That's the problem for the entire Heat team and why it can't close out good teams down the stretch, why every last-second shot or buzzer beater goes awry.
James is the Miami Vice that is squeezing the life out of the Heat. His desire to win a title is so great, his need to prove his worth so profound that it is actually having the opposite effect on both his own fortune and his team's. That's why Miami has a disappointing 14-18 against teams with winning records.
The Nike commercial he filmed firing back at his critics and mocking his own move to Miami was a window into his fragile psyche. Why even respond to the criticism? Players like Kobe Bryant and Paul Pierce are fueled by others' disdain. James wants to turn it into accolades. He is the very definition of "tries too hard" at this point in his career.
Since that confidence-shaking lost opportunity against the Celtics, Miami and Boston have gone in opposite directions. The Celtics have won seven of eight since, despite shipping off Kendrick Perkins, remixing their chemistry and enduring more hobbled hoopsters. Miami has gone 4-5 and here are the teams the Heat has beaten: Indiana, Toronto, Sacramento and Washington, not a winning record in the bunch.
Here are the teams it has lost to: Chicago (twice), New York, Orlando and San Antonio.
In professional sports the margin between winning and losing is so slim that it's very hard to deliver when every game is a referendum on your career path, when every last-second shot is a defining moment in the making, when every win or loss affects your legacy (in your mind).
With a stronger head coach in place than Erik Spoelstra this might not be a problem, but Spoelstra has never been through this before either. He does not have the domineering personality of a Phil Jackson or a Doc Rivers.
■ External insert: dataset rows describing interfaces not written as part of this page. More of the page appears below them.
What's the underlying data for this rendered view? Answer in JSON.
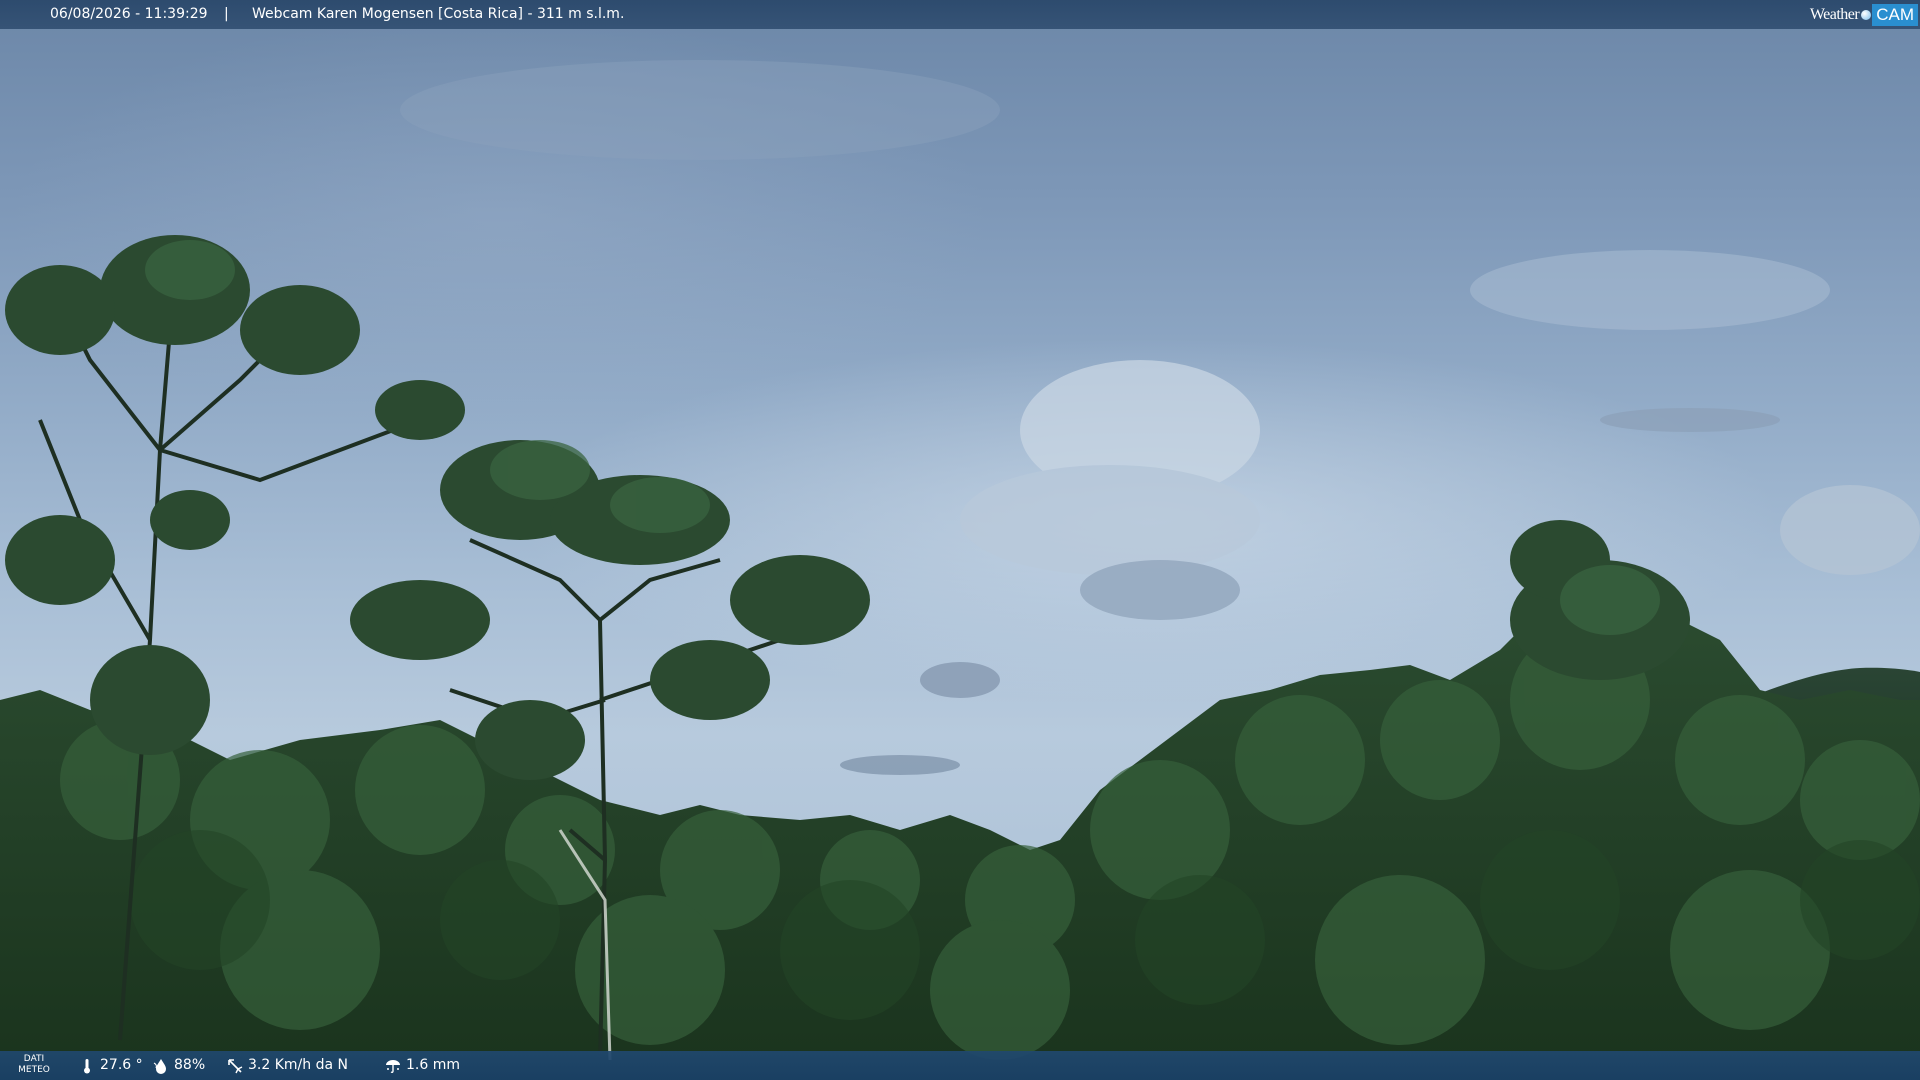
{
  "topbar": {
    "datetime": "06/08/2026 - 11:39:29",
    "separator": "|",
    "camera_title": "Webcam Karen Mogensen [Costa Rica] - 311 m s.l.m."
  },
  "brand": {
    "weather": "Weather",
    "cam": "CAM"
  },
  "weather_bar": {
    "label_line1": "DATI",
    "label_line2": "METEO",
    "temperature": "27.6 °",
    "humidity": "88%",
    "wind": "3.2 Km/h da N",
    "rain": "1.6 mm"
  },
  "icons": {
    "temperature": "thermometer-icon",
    "humidity": "humidity-drop-icon",
    "wind": "wind-vane-icon",
    "rain": "rain-gauge-icon",
    "brand_dot": "globe-dot-icon"
  },
  "colors": {
    "topbar": "#28466a",
    "bottombar": "#1f4670",
    "brand_cam": "#2a8fd0",
    "foliage_dark": "#1e3a22",
    "foliage_mid": "#2f5533"
  }
}
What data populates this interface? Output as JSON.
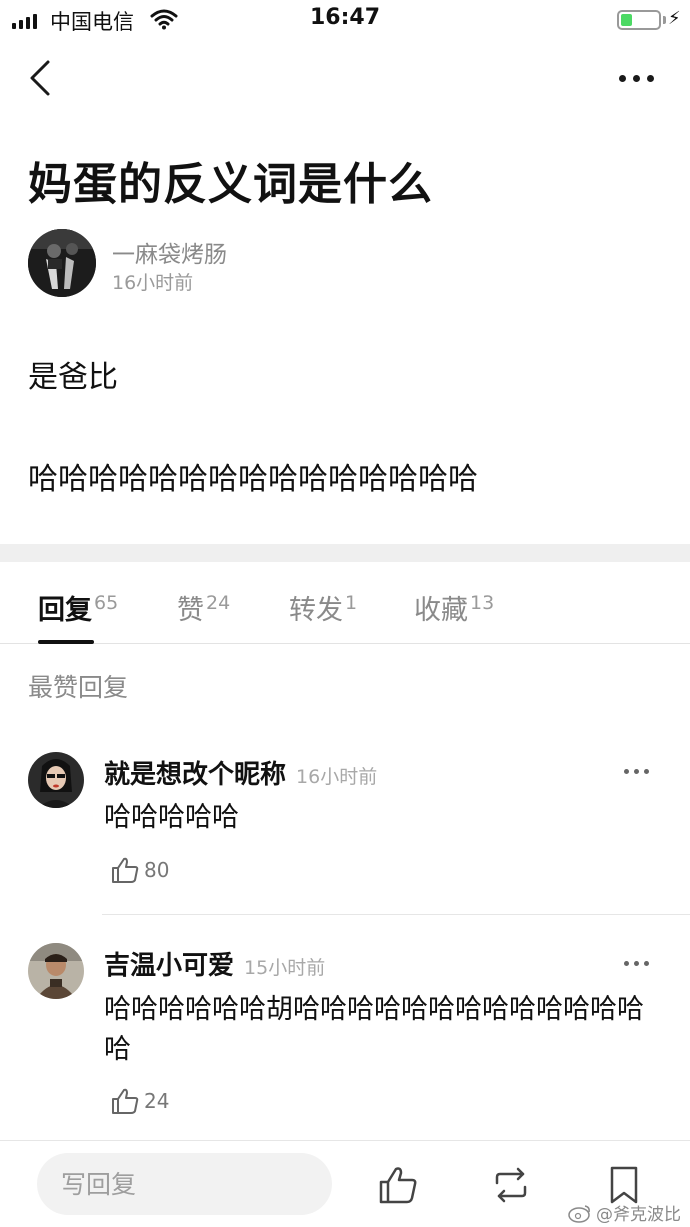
{
  "status_bar": {
    "carrier": "中国电信",
    "time": "16:47",
    "battery_level": 0.3
  },
  "nav": {
    "back_icon": "chevron-left-icon",
    "more_icon": "more-horizontal-icon"
  },
  "post": {
    "title": "妈蛋的反义词是什么",
    "author": "一麻袋烤肠",
    "time": "16小时前",
    "paragraphs": [
      "是爸比",
      "哈哈哈哈哈哈哈哈哈哈哈哈哈哈哈"
    ]
  },
  "tabs": [
    {
      "label": "回复",
      "count": "65",
      "active": true
    },
    {
      "label": "赞",
      "count": "24",
      "active": false
    },
    {
      "label": "转发",
      "count": "1",
      "active": false
    },
    {
      "label": "收藏",
      "count": "13",
      "active": false
    }
  ],
  "section_title": "最赞回复",
  "comments": [
    {
      "name": "就是想改个昵称",
      "time": "16小时前",
      "text": "哈哈哈哈哈",
      "likes": "80"
    },
    {
      "name": "吉温小可爱",
      "time": "15小时前",
      "text": "哈哈哈哈哈哈胡哈哈哈哈哈哈哈哈哈哈哈哈哈哈",
      "likes": "24"
    }
  ],
  "bottom_bar": {
    "reply_placeholder": "写回复",
    "icons": [
      "thumbs-up-icon",
      "repost-icon",
      "bookmark-icon"
    ]
  },
  "watermark": "@斧克波比",
  "colors": {
    "text": "#111111",
    "secondary": "#8a8a8a",
    "battery_fill": "#4cd964",
    "divider": "#efefef"
  }
}
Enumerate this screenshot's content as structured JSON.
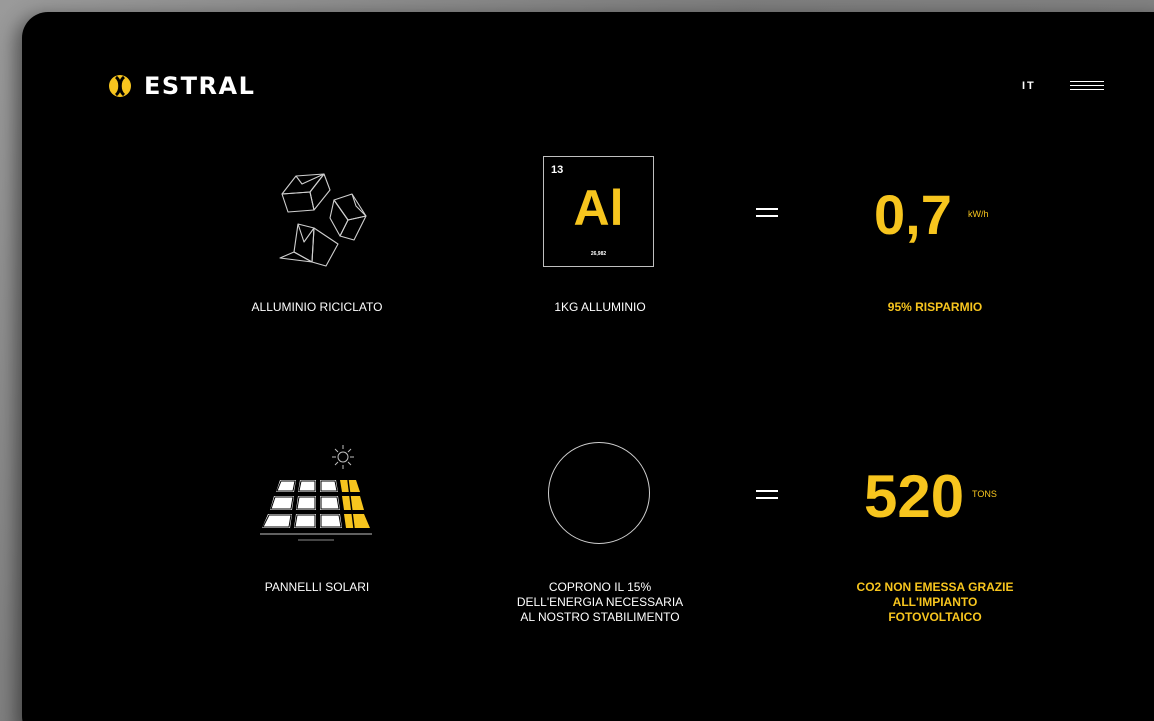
{
  "header": {
    "brand": "ESTRAL",
    "language": "IT",
    "menu_icon": "hamburger-menu-icon"
  },
  "colors": {
    "accent": "#f7c51e",
    "background": "#000000",
    "text": "#ffffff"
  },
  "row1": {
    "left_icon": "recycle-icon",
    "left_caption": "ALLUMINIO RICICLATO",
    "element": {
      "atomic_number": "13",
      "symbol": "Al",
      "atomic_mass": "26,982"
    },
    "middle_caption": "1KG ALLUMINIO",
    "equals_icon": "equals-icon",
    "value": "0,7",
    "unit": "kW/h",
    "right_caption": "95% RISPARMIO"
  },
  "row2": {
    "left_icon": "solar-panel-icon",
    "sun_icon": "sun-icon",
    "left_caption": "PANNELLI SOLARI",
    "circle_icon": "circle-icon",
    "middle_caption_lines": [
      "COPRONO IL 15%",
      "DELL'ENERGIA NECESSARIA",
      "AL NOSTRO STABILIMENTO"
    ],
    "equals_icon": "equals-icon",
    "value": "520",
    "unit": "TONS",
    "right_caption_lines": [
      "CO2 NON EMESSA GRAZIE",
      "ALL'IMPIANTO",
      "FOTOVOLTAICO"
    ]
  }
}
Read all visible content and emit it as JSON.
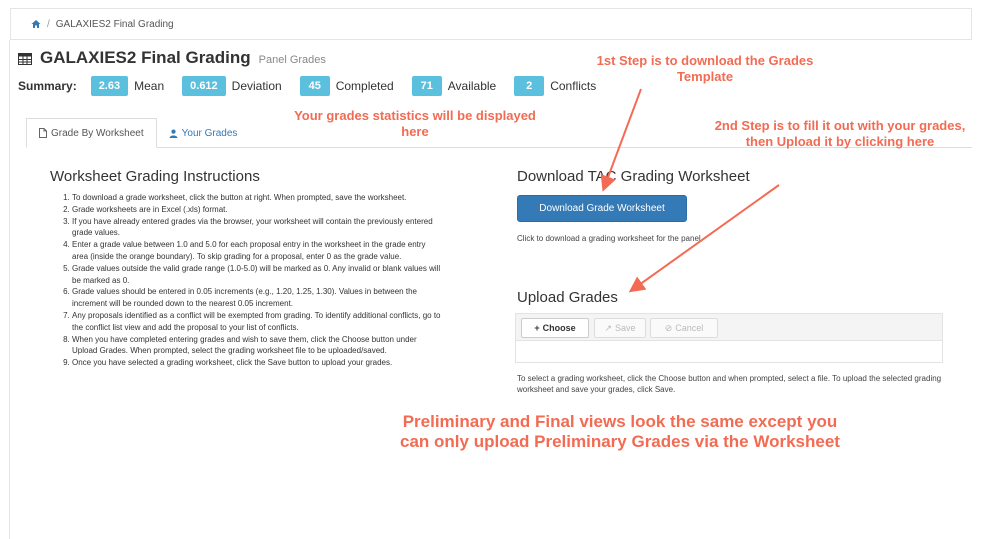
{
  "breadcrumb": {
    "home_icon": "home-icon",
    "separator": "/",
    "current": "GALAXIES2 Final Grading"
  },
  "header": {
    "title_icon": "table-icon",
    "title": "GALAXIES2 Final Grading",
    "subtitle": "Panel Grades"
  },
  "summary": {
    "label": "Summary:",
    "badge_color": "#5bc0de",
    "stats": [
      {
        "value": "2.63",
        "label": "Mean"
      },
      {
        "value": "0.612",
        "label": "Deviation"
      },
      {
        "value": "45",
        "label": "Completed"
      },
      {
        "value": "71",
        "label": "Available"
      },
      {
        "value": "2",
        "label": "Conflicts"
      }
    ]
  },
  "tabs": [
    {
      "label": "Grade By Worksheet",
      "icon": "document-icon",
      "active": true
    },
    {
      "label": "Your Grades",
      "icon": "user-icon",
      "active": false
    }
  ],
  "instructions": {
    "heading": "Worksheet Grading Instructions",
    "items": [
      "To download a grade worksheet, click the button at right. When prompted, save the worksheet.",
      "Grade worksheets are in Excel (.xls) format.",
      "If you have already entered grades via the browser, your worksheet will contain the previously entered grade values.",
      "Enter a grade value between 1.0 and 5.0 for each proposal entry in the worksheet in the grade entry area (inside the orange boundary). To skip grading for a proposal, enter 0 as the grade value.",
      "Grade values outside the valid grade range (1.0-5.0) will be marked as 0. Any invalid or blank values will be marked as 0.",
      "Grade values should be entered in 0.05 increments (e.g., 1.20, 1.25, 1.30). Values in between the increment will be rounded down to the nearest 0.05 increment.",
      "Any proposals identified as a conflict will be exempted from grading. To identify additional conflicts, go to the conflict list view and add the proposal to your list of conflicts.",
      "When you have completed entering grades and wish to save them, click the Choose button under Upload Grades. When prompted, select the grading worksheet file to be uploaded/saved.",
      "Once you have selected a grading worksheet, click the Save button to upload your grades."
    ]
  },
  "download": {
    "heading": "Download TAC Grading Worksheet",
    "button_label": "Download Grade Worksheet",
    "button_color": "#337ab7",
    "help": "Click to download a grading worksheet for the panel."
  },
  "upload": {
    "heading": "Upload Grades",
    "choose_label": "Choose",
    "save_label": "Save",
    "cancel_label": "Cancel",
    "help": "To select a grading worksheet, click the Choose button and when prompted, select a file. To upload the selected grading worksheet and save your grades, click Save."
  },
  "annotations": {
    "color": "#f26b52",
    "step1": "1st Step is to download the Grades Template",
    "step2": "2nd Step is to fill it out with your grades, then Upload it by clicking here",
    "stats_note": "Your grades statistics will be displayed here",
    "views_note": "Preliminary and Final views look the same except you can only upload Preliminary Grades via the Worksheet"
  }
}
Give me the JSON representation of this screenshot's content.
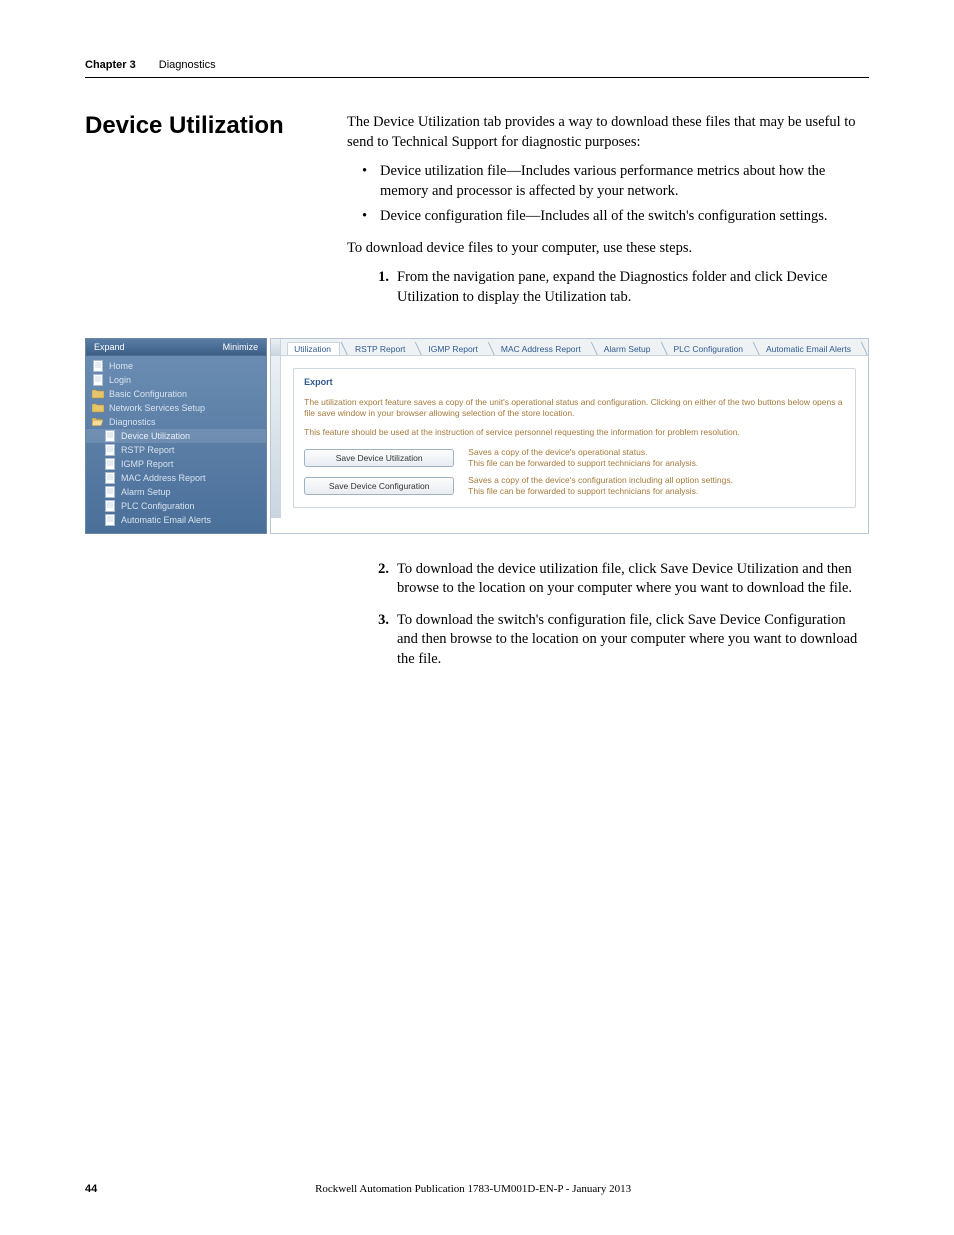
{
  "header": {
    "chapter": "Chapter 3",
    "section": "Diagnostics"
  },
  "heading": "Device Utilization",
  "intro": {
    "p1": "The Device Utilization tab provides a way to download these files that may be useful to send to Technical Support for diagnostic purposes:",
    "bullets": [
      "Device utilization file—Includes various performance metrics about how the memory and processor is affected by your network.",
      "Device configuration file—Includes all of the switch's configuration settings."
    ],
    "p2": "To download device files to your computer, use these steps."
  },
  "steps": {
    "s1": "From the navigation pane, expand the Diagnostics folder and click Device Utilization to display the Utilization tab.",
    "s2": "To download the device utilization file, click Save Device Utilization and then browse to the location on your computer where you want to download the file.",
    "s3": "To download the switch's configuration file, click Save Device Configuration and then browse to the location on your computer where you want to download the file."
  },
  "screenshot": {
    "nav": {
      "expand": "Expand",
      "minimize": "Minimize",
      "items": [
        {
          "label": "Home",
          "icon": "page"
        },
        {
          "label": "Login",
          "icon": "page"
        },
        {
          "label": "Basic Configuration",
          "icon": "folder-closed"
        },
        {
          "label": "Network Services Setup",
          "icon": "folder-closed"
        },
        {
          "label": "Diagnostics",
          "icon": "folder-open"
        }
      ],
      "sub": [
        {
          "label": "Device Utilization",
          "selected": true
        },
        {
          "label": "RSTP Report"
        },
        {
          "label": "IGMP Report"
        },
        {
          "label": "MAC Address Report"
        },
        {
          "label": "Alarm Setup"
        },
        {
          "label": "PLC Configuration"
        },
        {
          "label": "Automatic Email Alerts"
        }
      ]
    },
    "tabs": [
      "Utilization",
      "RSTP Report",
      "IGMP Report",
      "MAC Address Report",
      "Alarm Setup",
      "PLC Configuration",
      "Automatic Email Alerts"
    ],
    "export": {
      "title": "Export",
      "desc1": "The utilization export feature saves a copy of the unit's operational status and configuration. Clicking on either of the two buttons below opens a file save window in your browser allowing selection of the store location.",
      "desc2": "This feature should be used at the instruction of service personnel requesting the information for problem resolution.",
      "rows": [
        {
          "button": "Save Device Utilization",
          "text": "Saves a copy of the device's operational status.\nThis file can be forwarded to support technicians for analysis."
        },
        {
          "button": "Save Device Configuration",
          "text": "Saves a copy of the device's configuration including all option settings.\nThis file can be forwarded to support technicians for analysis."
        }
      ]
    }
  },
  "footer": {
    "page": "44",
    "pub": "Rockwell Automation Publication 1783-UM001D-EN-P - January 2013"
  }
}
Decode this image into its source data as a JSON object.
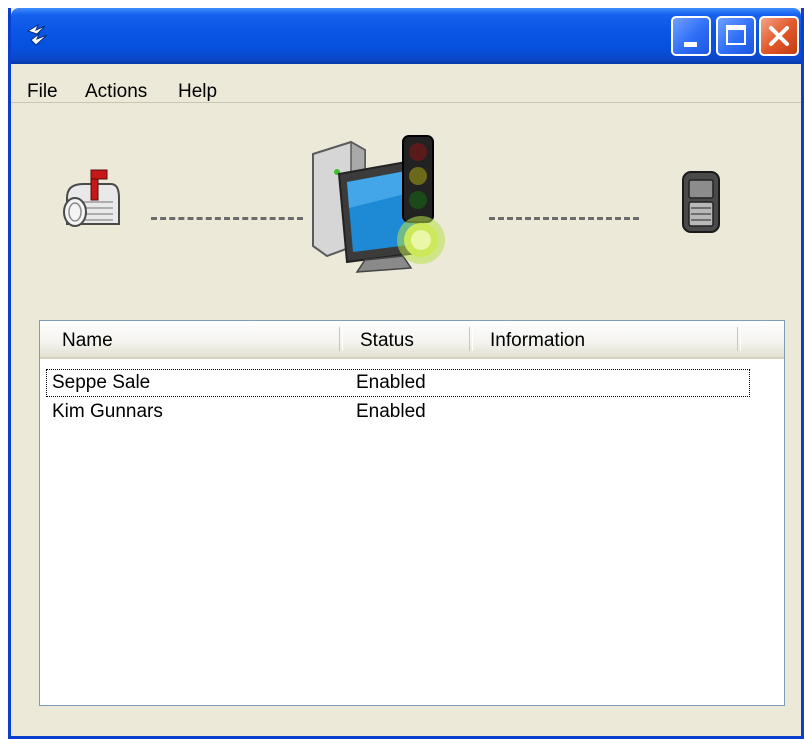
{
  "window": {
    "app_icon": "app-logo-icon",
    "controls": [
      "minimize-icon",
      "maximize-icon",
      "close-icon"
    ]
  },
  "menu": {
    "items": [
      "File",
      "Actions",
      "Help"
    ]
  },
  "status_illustration": {
    "left_icon": "mailbox-icon",
    "center_icon": "computer-traffic-light-icon",
    "right_icon": "mobile-device-icon",
    "connection_style": "dashed",
    "traffic_light_state": "green"
  },
  "list": {
    "columns": [
      "Name",
      "Status",
      "Information"
    ],
    "rows": [
      {
        "name": "Seppe Sale",
        "status": "Enabled",
        "information": ""
      },
      {
        "name": "Kim Gunnars",
        "status": "Enabled",
        "information": ""
      }
    ]
  },
  "colors": {
    "titlebar": "#0a56e6",
    "window_bg": "#ece9d8",
    "close_button": "#e25a2c",
    "list_bg": "#ffffff"
  }
}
He erred in revealing that crying took place in the Miami locker room after yesterday's defeat, opening his team and its unholy trinity up to more derision and criticism when all he was trying to do was humanize them to the haters.
After the game Spoelstra said it was not a matter of effort with his team. Actually it is, coach. They're trying too hard, just like their best player.
The most dominant personality on the Heat is James and the team is taking on his traits. Instead of blending in with Wade and Bosh and forming a new team, James has brought his championship baggage with him to South Beach.
This is great for the Celtics because in trading Perkins they sacrificed perhaps their biggest advantage over Miami -- chemistry. While Rivers integrates new players and experiments with new lineups, Miami at this point in the season should be a well-oiled machine. But the Heat is far from it.
They're a fragile bunch of front-runners desperately trying to find acceptance among the NBA's championship contenders. They want a seat at the cool kid's table.
Enjoy this while you can because eventually James and the Heat will figure out that the only thing worse than not trying at all is trying too hard.
...That's what the Patriots have when it comes to picks in the 2013 NFL Draft, which starts Thursday. After all those years of stockpiling picks the way a survivalist does non-perishables the Patriots have just five picks in this year's draft, thanks to Band-aid trades for Albert Haynesworth, Chad Ochocinco and Aqib Talib. Five picks would be the fewest draft picks in franchise history. (Part of that is attributable to the trimming of the draft to just seven rounds in 1994). Further complicating matters is that two of the Patriots' greatest needs are at wide receiver and cornerback, positions where they have sustained draft droughts. With that in mind, I'm convinced the Patriots are going trade back out of the first round of a quanity-over-quality draft where you're just as likely to pick a Pro Bowl player in the second and third round as you are in the first round.